Koko was created by Robert Morris, who grew up in Silicon Valley but went on to study psychology. His upcoming app, which is scheduled to launch in the fall, grew out of an experimental social network he developed while getting a PhD at MIT. The platform, called Panopoly, was similar to Facebook, but instead of encouraging people to cherry pick their best moments or put a positive spin on everything, Panopoly asked people to post "What's Wrong?" instead of "What's On Your Mind?" And once people posted about their problems, fellow users were encouraged to help people see the issues in a more hopeful light.

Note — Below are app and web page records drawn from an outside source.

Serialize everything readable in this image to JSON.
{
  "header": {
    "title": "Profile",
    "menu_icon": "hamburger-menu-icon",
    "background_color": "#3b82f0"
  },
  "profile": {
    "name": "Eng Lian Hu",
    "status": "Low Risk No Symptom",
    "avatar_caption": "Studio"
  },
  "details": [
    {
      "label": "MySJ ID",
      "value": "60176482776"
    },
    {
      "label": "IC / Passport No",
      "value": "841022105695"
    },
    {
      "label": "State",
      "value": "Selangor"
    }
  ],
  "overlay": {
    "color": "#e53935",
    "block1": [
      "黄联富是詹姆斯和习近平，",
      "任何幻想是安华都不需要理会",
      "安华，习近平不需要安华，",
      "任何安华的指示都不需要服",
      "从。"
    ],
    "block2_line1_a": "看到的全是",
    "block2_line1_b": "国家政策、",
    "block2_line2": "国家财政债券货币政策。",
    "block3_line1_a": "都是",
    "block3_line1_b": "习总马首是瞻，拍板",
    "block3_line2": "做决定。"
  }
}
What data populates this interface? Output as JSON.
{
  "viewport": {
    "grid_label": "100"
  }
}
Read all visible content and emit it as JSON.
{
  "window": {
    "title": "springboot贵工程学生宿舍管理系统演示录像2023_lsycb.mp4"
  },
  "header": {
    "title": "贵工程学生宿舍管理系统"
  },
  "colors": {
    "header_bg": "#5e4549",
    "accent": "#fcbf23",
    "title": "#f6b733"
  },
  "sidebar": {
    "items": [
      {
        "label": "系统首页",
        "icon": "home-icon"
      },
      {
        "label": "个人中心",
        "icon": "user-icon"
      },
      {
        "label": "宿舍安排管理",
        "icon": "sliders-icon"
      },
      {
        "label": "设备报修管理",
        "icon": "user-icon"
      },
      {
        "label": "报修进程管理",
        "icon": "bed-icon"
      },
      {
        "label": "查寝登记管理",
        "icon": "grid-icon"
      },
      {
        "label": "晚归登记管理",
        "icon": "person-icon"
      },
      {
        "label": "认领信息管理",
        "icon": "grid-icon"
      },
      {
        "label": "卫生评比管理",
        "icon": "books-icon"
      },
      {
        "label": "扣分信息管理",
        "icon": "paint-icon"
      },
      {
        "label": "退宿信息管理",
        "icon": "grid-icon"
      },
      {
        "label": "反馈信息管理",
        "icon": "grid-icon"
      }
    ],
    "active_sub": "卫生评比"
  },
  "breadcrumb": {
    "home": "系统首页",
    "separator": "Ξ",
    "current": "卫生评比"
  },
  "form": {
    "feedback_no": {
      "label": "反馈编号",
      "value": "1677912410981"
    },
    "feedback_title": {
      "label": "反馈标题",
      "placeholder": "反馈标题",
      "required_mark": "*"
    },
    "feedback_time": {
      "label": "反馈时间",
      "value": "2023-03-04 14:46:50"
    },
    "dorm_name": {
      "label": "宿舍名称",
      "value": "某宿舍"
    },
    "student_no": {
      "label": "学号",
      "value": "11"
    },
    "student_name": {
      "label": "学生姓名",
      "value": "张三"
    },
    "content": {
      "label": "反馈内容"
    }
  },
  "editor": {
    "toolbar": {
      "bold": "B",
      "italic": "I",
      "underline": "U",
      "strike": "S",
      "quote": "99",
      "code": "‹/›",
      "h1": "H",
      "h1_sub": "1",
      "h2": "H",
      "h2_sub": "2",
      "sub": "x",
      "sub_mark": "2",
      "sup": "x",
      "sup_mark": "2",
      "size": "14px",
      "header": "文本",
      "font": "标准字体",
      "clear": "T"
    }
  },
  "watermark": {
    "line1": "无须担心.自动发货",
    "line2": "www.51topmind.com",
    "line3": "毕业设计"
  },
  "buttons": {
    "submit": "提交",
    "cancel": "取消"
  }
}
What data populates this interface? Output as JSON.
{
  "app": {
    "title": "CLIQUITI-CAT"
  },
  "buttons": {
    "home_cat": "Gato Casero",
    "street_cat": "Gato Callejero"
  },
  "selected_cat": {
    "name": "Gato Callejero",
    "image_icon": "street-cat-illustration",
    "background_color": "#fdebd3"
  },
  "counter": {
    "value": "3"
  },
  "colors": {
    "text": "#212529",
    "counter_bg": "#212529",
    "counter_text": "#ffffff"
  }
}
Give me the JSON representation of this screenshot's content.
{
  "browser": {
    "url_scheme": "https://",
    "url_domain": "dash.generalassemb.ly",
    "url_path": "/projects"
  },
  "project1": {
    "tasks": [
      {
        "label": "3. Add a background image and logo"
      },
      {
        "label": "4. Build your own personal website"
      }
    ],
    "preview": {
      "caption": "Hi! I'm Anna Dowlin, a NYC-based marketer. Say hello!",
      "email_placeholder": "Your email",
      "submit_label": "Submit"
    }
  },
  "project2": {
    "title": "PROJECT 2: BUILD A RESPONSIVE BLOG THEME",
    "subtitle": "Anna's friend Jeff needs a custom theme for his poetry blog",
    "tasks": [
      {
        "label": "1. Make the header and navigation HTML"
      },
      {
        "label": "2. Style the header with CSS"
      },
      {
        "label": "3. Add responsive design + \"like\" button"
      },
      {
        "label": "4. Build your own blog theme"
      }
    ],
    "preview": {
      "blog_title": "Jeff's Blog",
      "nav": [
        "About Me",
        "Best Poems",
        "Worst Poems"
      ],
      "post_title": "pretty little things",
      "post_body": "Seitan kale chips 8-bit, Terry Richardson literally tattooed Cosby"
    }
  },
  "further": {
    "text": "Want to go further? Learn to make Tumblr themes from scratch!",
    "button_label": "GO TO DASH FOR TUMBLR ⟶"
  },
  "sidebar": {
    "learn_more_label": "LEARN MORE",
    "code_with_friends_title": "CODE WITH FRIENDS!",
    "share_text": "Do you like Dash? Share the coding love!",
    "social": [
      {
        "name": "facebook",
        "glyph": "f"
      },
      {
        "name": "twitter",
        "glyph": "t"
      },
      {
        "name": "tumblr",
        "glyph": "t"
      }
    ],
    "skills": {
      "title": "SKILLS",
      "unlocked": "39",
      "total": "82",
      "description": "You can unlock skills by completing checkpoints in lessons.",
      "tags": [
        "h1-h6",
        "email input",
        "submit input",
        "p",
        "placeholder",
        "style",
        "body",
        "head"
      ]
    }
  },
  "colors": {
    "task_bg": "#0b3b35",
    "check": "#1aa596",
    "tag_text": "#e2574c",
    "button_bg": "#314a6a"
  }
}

Obviously, depression and other mood disorders are much, much more complicated than just feeling down about bad things in your life; they typically can't be cured just by giving people some positive feedback or a pep talk. But Morris did discover that people suffering from depression and mental stress did feel better after using Panopoly. and the idea got him thinking about ways to expand the project. He ultimately decided on creating a mobile app to help users stay engaged.
Over the past few years, there have been numerous studies that have suggested that social media, particularly Facebook, may be associated with depression and loneliness — which isn't all that surprising, really. People don't tend to like posting things that cast them or their lives in a bad light, meaning scrolling through Facebook becomes an exercise in comparing your life to a bizarre highlight reel of everyone else's. It's enough to make anyone feel bad about themselves sometimes — and to make people who already feel bad feel even worse.
But social media doesn't necessarily have to be that way. Social media spaces are necessarily informed not just by the people who are part of them but by the way in which they are structured. The nature of the platform affects the way in which people use it, the things they share, and thus the culture of a site. And this in turn changes the effect a social media network has on its users. So if a social media network is designed specifically to be a supportive environment, that could actually be really amazing to see.
Morris says he doesn't want to confine the app to just a "depression app," though; he apparently prefers the term "stress-reduction," and says the app could be useful to anyone, even people without diagnosed mental disorders who just happen to be having a bad day. And really, who hasn't ever wished they had access to some encouragement and positive feedback for times when life feels sucky?
In other words, this app can't come quickly enough.